Tony winner Beth Leavel is a self-proclaimed worker bee, and the fruits of her labor were fully realized in 2018. After a summer turn as Mama Rose, she stepped into her "evil twin" role as Dee Dee Allen in the hilarious musical The Prom, reuniting with Drowsy Chaperone creators Casey Nicholaw and Bob Martin. Audiences that catch Leavel's outrageous performance can clearly see that wonderful things happen when they work together. A powerhouse wherever she goes, she also belted her face off and rocked a gold jumpsuit…in the freezing cold.
Screenwriter, film director, actress and comedy queen Elaine May returned to the Great White Way for the first time in over 50 years to star in Kenneth Longergan's heart-wrenching memory play The Waverly Gallery. Though she's a known expert at making audiences laugh, she wins and breaks hearts in the show as Gladys Green, a feisty, chatty grandmother suffering from Alzheimer's disease. Though audience members best have the tissues ready for this play and her performance in it, it seems May has maintained her brilliant sense of humor off-stage.
In 2018, Patti Murin rose to the challenge of bringing the iconic character of Anna to spectacular life in Disney's Frozen on Broadway. In doing so, she has redefined the Disney princess on and offstage.

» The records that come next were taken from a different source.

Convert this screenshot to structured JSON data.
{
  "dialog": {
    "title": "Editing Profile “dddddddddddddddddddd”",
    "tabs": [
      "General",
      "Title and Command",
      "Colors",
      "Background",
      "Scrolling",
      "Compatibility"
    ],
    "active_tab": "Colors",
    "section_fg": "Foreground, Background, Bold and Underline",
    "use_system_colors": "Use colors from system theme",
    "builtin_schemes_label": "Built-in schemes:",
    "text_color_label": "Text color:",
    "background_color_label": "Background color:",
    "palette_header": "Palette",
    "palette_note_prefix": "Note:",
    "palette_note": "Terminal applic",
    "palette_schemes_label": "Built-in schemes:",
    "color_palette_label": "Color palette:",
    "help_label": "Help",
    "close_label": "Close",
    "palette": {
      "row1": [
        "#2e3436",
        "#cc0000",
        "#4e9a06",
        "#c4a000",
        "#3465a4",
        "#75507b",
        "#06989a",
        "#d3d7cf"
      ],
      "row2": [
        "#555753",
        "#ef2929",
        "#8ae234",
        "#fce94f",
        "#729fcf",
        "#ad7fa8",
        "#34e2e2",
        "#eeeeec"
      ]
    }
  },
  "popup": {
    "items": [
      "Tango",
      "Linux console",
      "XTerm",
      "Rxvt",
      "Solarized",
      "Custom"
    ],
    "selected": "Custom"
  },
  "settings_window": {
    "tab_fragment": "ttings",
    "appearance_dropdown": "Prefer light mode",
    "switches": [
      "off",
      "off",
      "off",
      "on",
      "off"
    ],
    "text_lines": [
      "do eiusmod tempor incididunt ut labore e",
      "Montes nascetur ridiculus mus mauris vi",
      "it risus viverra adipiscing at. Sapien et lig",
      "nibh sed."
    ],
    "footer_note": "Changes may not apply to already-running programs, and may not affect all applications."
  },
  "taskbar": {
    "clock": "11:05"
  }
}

Despite her handsome husband Colin Donnell, their perfect pets and a dream job, Murin has been exceptionally candid this year about the parts of her life that are less than ideal, speaking out about mental health and sexual assault. Starring in a big Broadway hit and using her platform to help others? Sounds like a star to us.
After making her Broadway debut in A Bronx Tale, Christiani Pitts took center stage in 2018, turning out a stunning leading lady performance in Broadway's mammoth musical King Kong. It's difficult not to take one's eyes off of her when she's onstge—even when she's standing next to a 2,000 pound monkey. She has been determined to make classic silver screen character Ann Darrow the empowered heroine today’s audiences need, shattering "damsel in distress" stereotypes both onstage and off.
It's impressive enough that Lauren Ridloff made the leap from Kenny Leon's ASL teacher with no professional stage experience to the star of the acclaimed director's revival of Children of a Lesser God. Nabbing a Tony nomination for her stunning debut was truly remarkable (as was her fierce fashion on Tony night). Though she didn't take home the trophy, Ridloff's story is beyond inspiring. Also—have you ever experienced better on stage chemistry/offstage BFF goals than she had with co-star Joshua Jackson? Seeing them together was always a treat!
Michael Urie is making Harvey Fierstein's Tony-winning role in Torch Song his own on the Great White Way. Always ready for the next challenge, Urie will take his incredible performance on the road in a national tour after the Broadway run ends. Seems like this stage and screen star knows how to keep busy; he spent his "break" between Torch Song off-Broadway and Torch Song on Broadway playing Hamlet. This is not to say that Urie is all work and no play. Kudos to him for making the Patti LuPone cell phone snatch story even funnier.
Thanks for voting!